Right now, I'm not sure I would pay for the compendium, I think it needs work before it transitions from a curiosity to a usable tool for me.
The last word we got on page numbers was that it would not be implemented, because future printings may have elements end up on a different page depending on the date the book was printed.
My subcomplaint is that things like conditions should be in there, too. So if I'm reading a power and it says "Target is dazed", I can click on "dazed" and it will tell me what that condition means. It's kinda silly to have the compendium, be reading the compendium, and now, oh look, I need to open my book after all because I can't remember that dazed is "single action only, grants combat advantage, and doesn't count as a flanker." This ruins the "quick reference" for me.
The skeptic in me sees far more comments of the "LUL!!!11! This power is GRAET! I used it to kill Orkut. EPIC POWA, ALWAYS USE THIS!" or messages of the "this power sucks, don't take it" variety.
Errata is actually supposed to land in the compendium first (as with the Stealth rule change) and then be updated in the Errata.

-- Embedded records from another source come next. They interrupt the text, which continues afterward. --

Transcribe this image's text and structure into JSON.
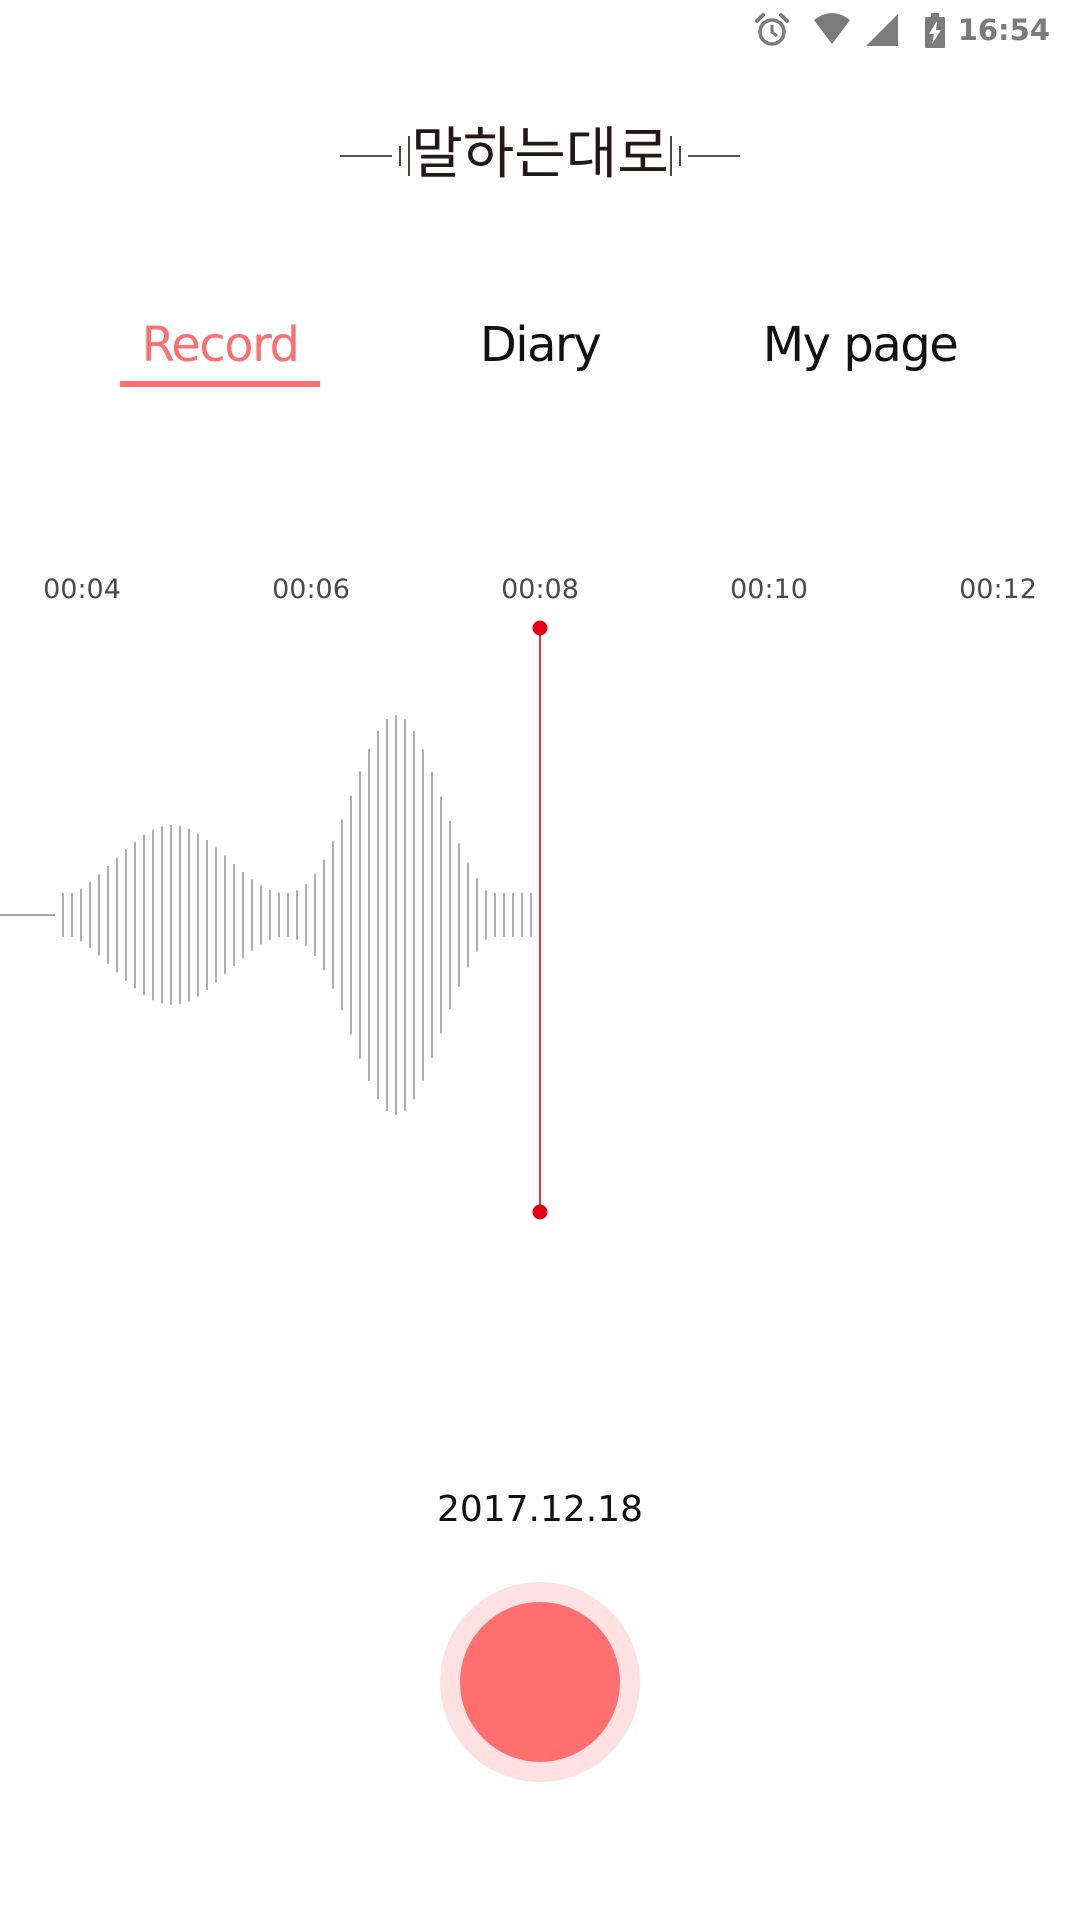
{
  "status_bar": {
    "time": "16:54",
    "icons": [
      "alarm-icon",
      "wifi-icon",
      "cell-signal-icon",
      "battery-charging-icon"
    ],
    "icon_color": "#7b7b7b"
  },
  "app": {
    "title": "말하는대로"
  },
  "tabs": [
    {
      "label": "Record",
      "active": true
    },
    {
      "label": "Diary",
      "active": false
    },
    {
      "label": "My page",
      "active": false
    }
  ],
  "timeline": {
    "labels": [
      "00:04",
      "00:06",
      "00:08",
      "00:10",
      "00:12"
    ],
    "playhead_time": "00:08"
  },
  "recording": {
    "date": "2017.12.18"
  },
  "colors": {
    "accent": "#ff6f70",
    "accent_light": "#ffe1e1",
    "playhead": "#e60012",
    "waveform": "#8c8c8c",
    "text": "#111111"
  }
}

One way in which D&D is different from MMOs, at least in my experience, is that our player-base is not that immature. The problem is that one such immature player could ruin it for the rest of us.
One thing that would be helpful (for both the compendium and the encounter builder bonus tool) would be to select level ranges.
If I was designing an encounter in the sewers for 4th level PCs, I may want to see all the goblins and rats between say, 2nd and 6th level. Selecting a range will show me that along with the goblins and rats, I could throw an Ochre Jelly into the fray too.
View all does not view all. It displays X pages of Y number of items.
Since the Compendium still points to the "Under Construction" page for me I can forgive them errors at the moment. But using the direct URL works for me...
Oh, I just realized what you mean. You want 'View All' to show all the powers (for instance) on one page, WotC thinks 'View All' shows all powers without filtering but still split between multiple pages. Got it.
WotC_Cort: I see where you can select one level, but not a range. Again see the first sentence of this post if there is a range, but selecting each level one at a time is less than ideal.
It displays everything for that category, so all of "items" if you click it with the items tab open, all of "monsters" if you click it with the monster tab open and so forth.
And yeah, it's a paged view. Otherwise things like 780 powers becomes a bit... unwieldy.